When I was a kid we had a dog named Simon, a big red dog too shy to bark. He had a habit of placing his paw on your arm when he wanted you to admire him, over and over, the paw, his winning amber eyes. Simon liked pumpkin pie. He liked all kinds of food not good for him. He ate two velvet dresses that my mother had nearly finished sewing for my sister and me: one burgundy, one blue.
In those days, you didn’t have to keep a dog penned up, and Simon was free to roam the back lanes all afternoon, nosing tin garbage cans till they spilled and exhumed their riches. One day, my father backed over Simon, compressing his innards. And when Simon evacuated we discovered gems from his intestinal tract that still have not decomposed in the Brady landfill. Simon was okay: it was a very small car.
He was a simple dog who felt things keenly, and my family responded to him with unmixed devotion. Except when he was in the way. Maybe that’s when I began dimly to understand the class system. My mother always said, “Simon gives us a focus for our love.” And sometimes, when there is no time for love, the servant of our love must go away. When we needed Simon to go away we would say, “G’wan.” Go on. “G’wan, Simon.”

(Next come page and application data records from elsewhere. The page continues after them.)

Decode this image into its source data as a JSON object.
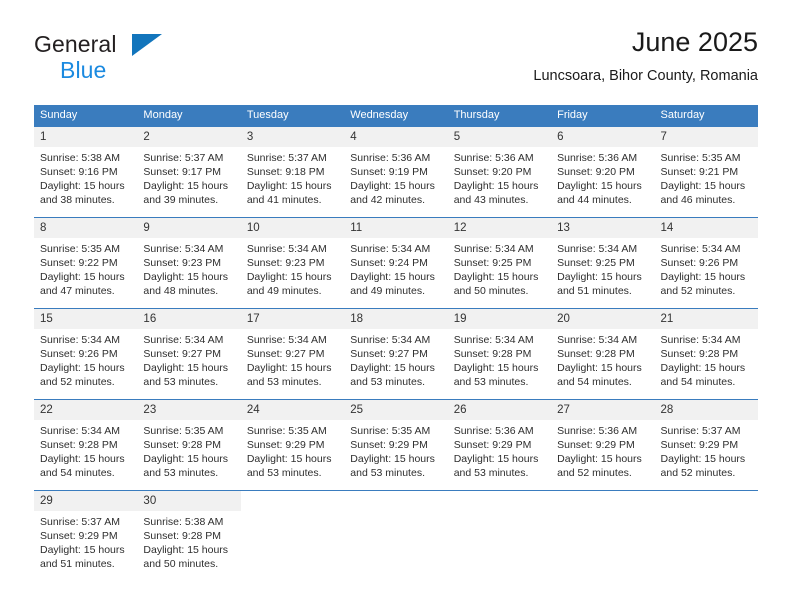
{
  "brand": {
    "name_top": "General",
    "name_bottom": "Blue",
    "triangle_color": "#1275bc",
    "blue_color": "#1b8ae0"
  },
  "header": {
    "title": "June 2025",
    "subtitle": "Luncsoara, Bihor County, Romania"
  },
  "theme": {
    "header_bg": "#3a7cbe",
    "header_text": "#ffffff",
    "daynum_bg": "#f1f1f1",
    "grid_line": "#3a7cbe",
    "body_text": "#2e2e2e"
  },
  "calendar": {
    "weekday_headers": [
      "Sunday",
      "Monday",
      "Tuesday",
      "Wednesday",
      "Thursday",
      "Friday",
      "Saturday"
    ],
    "weeks": [
      [
        {
          "day": "1",
          "sunrise": "Sunrise: 5:38 AM",
          "sunset": "Sunset: 9:16 PM",
          "daylight_1": "Daylight: 15 hours",
          "daylight_2": "and 38 minutes."
        },
        {
          "day": "2",
          "sunrise": "Sunrise: 5:37 AM",
          "sunset": "Sunset: 9:17 PM",
          "daylight_1": "Daylight: 15 hours",
          "daylight_2": "and 39 minutes."
        },
        {
          "day": "3",
          "sunrise": "Sunrise: 5:37 AM",
          "sunset": "Sunset: 9:18 PM",
          "daylight_1": "Daylight: 15 hours",
          "daylight_2": "and 41 minutes."
        },
        {
          "day": "4",
          "sunrise": "Sunrise: 5:36 AM",
          "sunset": "Sunset: 9:19 PM",
          "daylight_1": "Daylight: 15 hours",
          "daylight_2": "and 42 minutes."
        },
        {
          "day": "5",
          "sunrise": "Sunrise: 5:36 AM",
          "sunset": "Sunset: 9:20 PM",
          "daylight_1": "Daylight: 15 hours",
          "daylight_2": "and 43 minutes."
        },
        {
          "day": "6",
          "sunrise": "Sunrise: 5:36 AM",
          "sunset": "Sunset: 9:20 PM",
          "daylight_1": "Daylight: 15 hours",
          "daylight_2": "and 44 minutes."
        },
        {
          "day": "7",
          "sunrise": "Sunrise: 5:35 AM",
          "sunset": "Sunset: 9:21 PM",
          "daylight_1": "Daylight: 15 hours",
          "daylight_2": "and 46 minutes."
        }
      ],
      [
        {
          "day": "8",
          "sunrise": "Sunrise: 5:35 AM",
          "sunset": "Sunset: 9:22 PM",
          "daylight_1": "Daylight: 15 hours",
          "daylight_2": "and 47 minutes."
        },
        {
          "day": "9",
          "sunrise": "Sunrise: 5:34 AM",
          "sunset": "Sunset: 9:23 PM",
          "daylight_1": "Daylight: 15 hours",
          "daylight_2": "and 48 minutes."
        },
        {
          "day": "10",
          "sunrise": "Sunrise: 5:34 AM",
          "sunset": "Sunset: 9:23 PM",
          "daylight_1": "Daylight: 15 hours",
          "daylight_2": "and 49 minutes."
        },
        {
          "day": "11",
          "sunrise": "Sunrise: 5:34 AM",
          "sunset": "Sunset: 9:24 PM",
          "daylight_1": "Daylight: 15 hours",
          "daylight_2": "and 49 minutes."
        },
        {
          "day": "12",
          "sunrise": "Sunrise: 5:34 AM",
          "sunset": "Sunset: 9:25 PM",
          "daylight_1": "Daylight: 15 hours",
          "daylight_2": "and 50 minutes."
        },
        {
          "day": "13",
          "sunrise": "Sunrise: 5:34 AM",
          "sunset": "Sunset: 9:25 PM",
          "daylight_1": "Daylight: 15 hours",
          "daylight_2": "and 51 minutes."
        },
        {
          "day": "14",
          "sunrise": "Sunrise: 5:34 AM",
          "sunset": "Sunset: 9:26 PM",
          "daylight_1": "Daylight: 15 hours",
          "daylight_2": "and 52 minutes."
        }
      ],
      [
        {
          "day": "15",
          "sunrise": "Sunrise: 5:34 AM",
          "sunset": "Sunset: 9:26 PM",
          "daylight_1": "Daylight: 15 hours",
          "daylight_2": "and 52 minutes."
        },
        {
          "day": "16",
          "sunrise": "Sunrise: 5:34 AM",
          "sunset": "Sunset: 9:27 PM",
          "daylight_1": "Daylight: 15 hours",
          "daylight_2": "and 53 minutes."
        },
        {
          "day": "17",
          "sunrise": "Sunrise: 5:34 AM",
          "sunset": "Sunset: 9:27 PM",
          "daylight_1": "Daylight: 15 hours",
          "daylight_2": "and 53 minutes."
        },
        {
          "day": "18",
          "sunrise": "Sunrise: 5:34 AM",
          "sunset": "Sunset: 9:27 PM",
          "daylight_1": "Daylight: 15 hours",
          "daylight_2": "and 53 minutes."
        },
        {
          "day": "19",
          "sunrise": "Sunrise: 5:34 AM",
          "sunset": "Sunset: 9:28 PM",
          "daylight_1": "Daylight: 15 hours",
          "daylight_2": "and 53 minutes."
        },
        {
          "day": "20",
          "sunrise": "Sunrise: 5:34 AM",
          "sunset": "Sunset: 9:28 PM",
          "daylight_1": "Daylight: 15 hours",
          "daylight_2": "and 54 minutes."
        },
        {
          "day": "21",
          "sunrise": "Sunrise: 5:34 AM",
          "sunset": "Sunset: 9:28 PM",
          "daylight_1": "Daylight: 15 hours",
          "daylight_2": "and 54 minutes."
        }
      ],
      [
        {
          "day": "22",
          "sunrise": "Sunrise: 5:34 AM",
          "sunset": "Sunset: 9:28 PM",
          "daylight_1": "Daylight: 15 hours",
          "daylight_2": "and 54 minutes."
        },
        {
          "day": "23",
          "sunrise": "Sunrise: 5:35 AM",
          "sunset": "Sunset: 9:28 PM",
          "daylight_1": "Daylight: 15 hours",
          "daylight_2": "and 53 minutes."
        },
        {
          "day": "24",
          "sunrise": "Sunrise: 5:35 AM",
          "sunset": "Sunset: 9:29 PM",
          "daylight_1": "Daylight: 15 hours",
          "daylight_2": "and 53 minutes."
        },
        {
          "day": "25",
          "sunrise": "Sunrise: 5:35 AM",
          "sunset": "Sunset: 9:29 PM",
          "daylight_1": "Daylight: 15 hours",
          "daylight_2": "and 53 minutes."
        },
        {
          "day": "26",
          "sunrise": "Sunrise: 5:36 AM",
          "sunset": "Sunset: 9:29 PM",
          "daylight_1": "Daylight: 15 hours",
          "daylight_2": "and 53 minutes."
        },
        {
          "day": "27",
          "sunrise": "Sunrise: 5:36 AM",
          "sunset": "Sunset: 9:29 PM",
          "daylight_1": "Daylight: 15 hours",
          "daylight_2": "and 52 minutes."
        },
        {
          "day": "28",
          "sunrise": "Sunrise: 5:37 AM",
          "sunset": "Sunset: 9:29 PM",
          "daylight_1": "Daylight: 15 hours",
          "daylight_2": "and 52 minutes."
        }
      ],
      [
        {
          "day": "29",
          "sunrise": "Sunrise: 5:37 AM",
          "sunset": "Sunset: 9:29 PM",
          "daylight_1": "Daylight: 15 hours",
          "daylight_2": "and 51 minutes."
        },
        {
          "day": "30",
          "sunrise": "Sunrise: 5:38 AM",
          "sunset": "Sunset: 9:28 PM",
          "daylight_1": "Daylight: 15 hours",
          "daylight_2": "and 50 minutes."
        },
        {
          "day": "",
          "sunrise": "",
          "sunset": "",
          "daylight_1": "",
          "daylight_2": ""
        },
        {
          "day": "",
          "sunrise": "",
          "sunset": "",
          "daylight_1": "",
          "daylight_2": ""
        },
        {
          "day": "",
          "sunrise": "",
          "sunset": "",
          "daylight_1": "",
          "daylight_2": ""
        },
        {
          "day": "",
          "sunrise": "",
          "sunset": "",
          "daylight_1": "",
          "daylight_2": ""
        },
        {
          "day": "",
          "sunrise": "",
          "sunset": "",
          "daylight_1": "",
          "daylight_2": ""
        }
      ]
    ]
  }
}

We had a beat-up baby grand piano in the living room where my dad played Tchaikovsky till his knees gave out (he needed reverb in the sustain pedal). The piano then turned into our inside-doghouse. A lovely old instrument, it became the “G’wan.”
“G’wan,” we said to Simon.

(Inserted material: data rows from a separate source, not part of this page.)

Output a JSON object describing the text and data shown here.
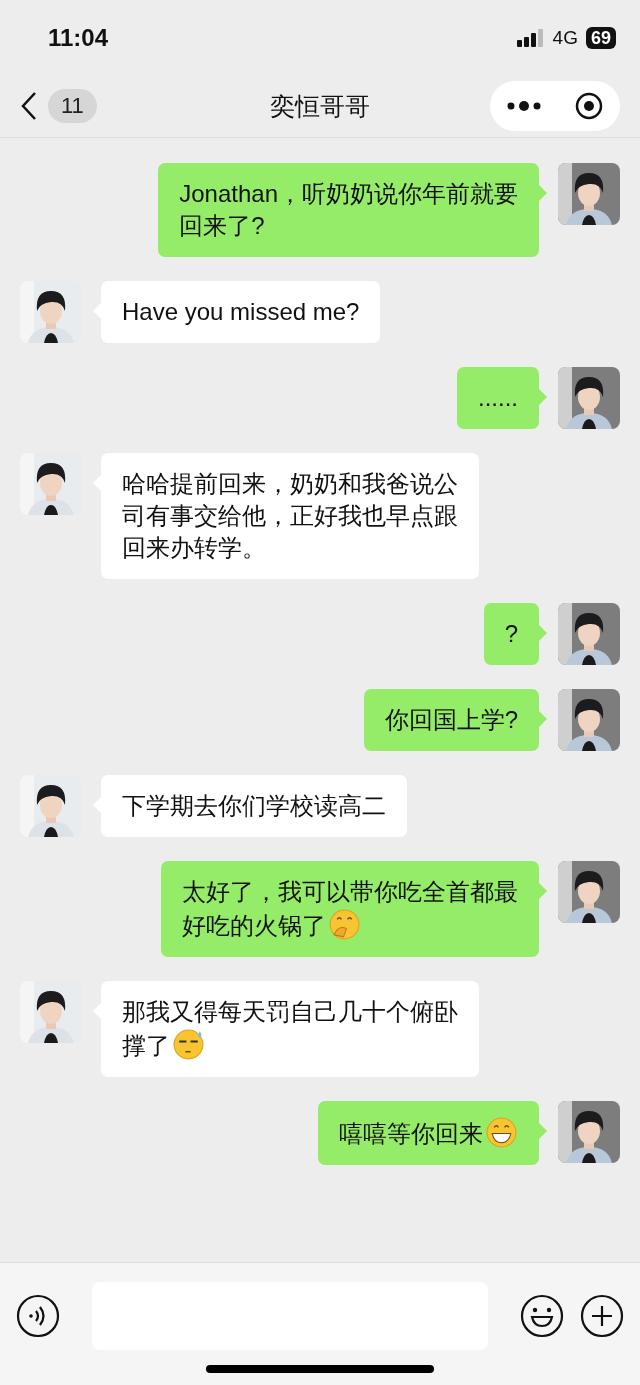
{
  "status_bar": {
    "time": "11:04",
    "network": "4G",
    "battery": "69"
  },
  "header": {
    "unread_count": "11",
    "title": "奕恒哥哥"
  },
  "messages": [
    {
      "kind": "sent",
      "lines": [
        "Jonathan，听奶奶说你年前就要",
        "回来了?"
      ]
    },
    {
      "kind": "received",
      "lines": [
        "Have you missed me?"
      ]
    },
    {
      "kind": "sent",
      "lines": [
        "......"
      ]
    },
    {
      "kind": "received",
      "lines": [
        "哈哈提前回来，奶奶和我爸说公",
        "司有事交给他，正好我也早点跟",
        "回来办转学。"
      ]
    },
    {
      "kind": "sent",
      "lines": [
        "?"
      ]
    },
    {
      "kind": "sent",
      "lines": [
        "你回国上学?"
      ]
    },
    {
      "kind": "received",
      "lines": [
        "下学期去你们学校读高二"
      ]
    },
    {
      "kind": "sent",
      "lines": [
        "太好了，我可以带你吃全首都最",
        "好吃的火锅了"
      ],
      "emoji": {
        "kind": "giggle"
      }
    },
    {
      "kind": "received",
      "lines": [
        "那我又得每天罚自己几十个俯卧",
        "撑了"
      ],
      "emoji": {
        "kind": "sweat"
      }
    },
    {
      "kind": "sent",
      "lines": [
        "嘻嘻等你回来"
      ],
      "emoji": {
        "kind": "grin"
      }
    }
  ]
}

Simon went under the piano.
And so the patterns of my life began to take shape.
I had to write a history essay for Grade 11. Simon was under the piano, and I was in my room struggling with the American Revolution. We were both in our G’wans.
I have been illegitimately lucky, and unlikeable, in my stubborn insistence on my own G’wan through all these decades, in almost countless homes, through thicks and through thins.
Right now, I’m sitting in my current G’wan. It’s ordinary. Messy. I can’t explain why I love to be here (and don’t need to: I’m writing for writers and readers), down under the sounds of everything. My listening abode. I even eat breakfast here. I come here when I can’t sleep, most nights.
A desk and chair, listening. It’s where everything that has already happened can be heard by all that will be new.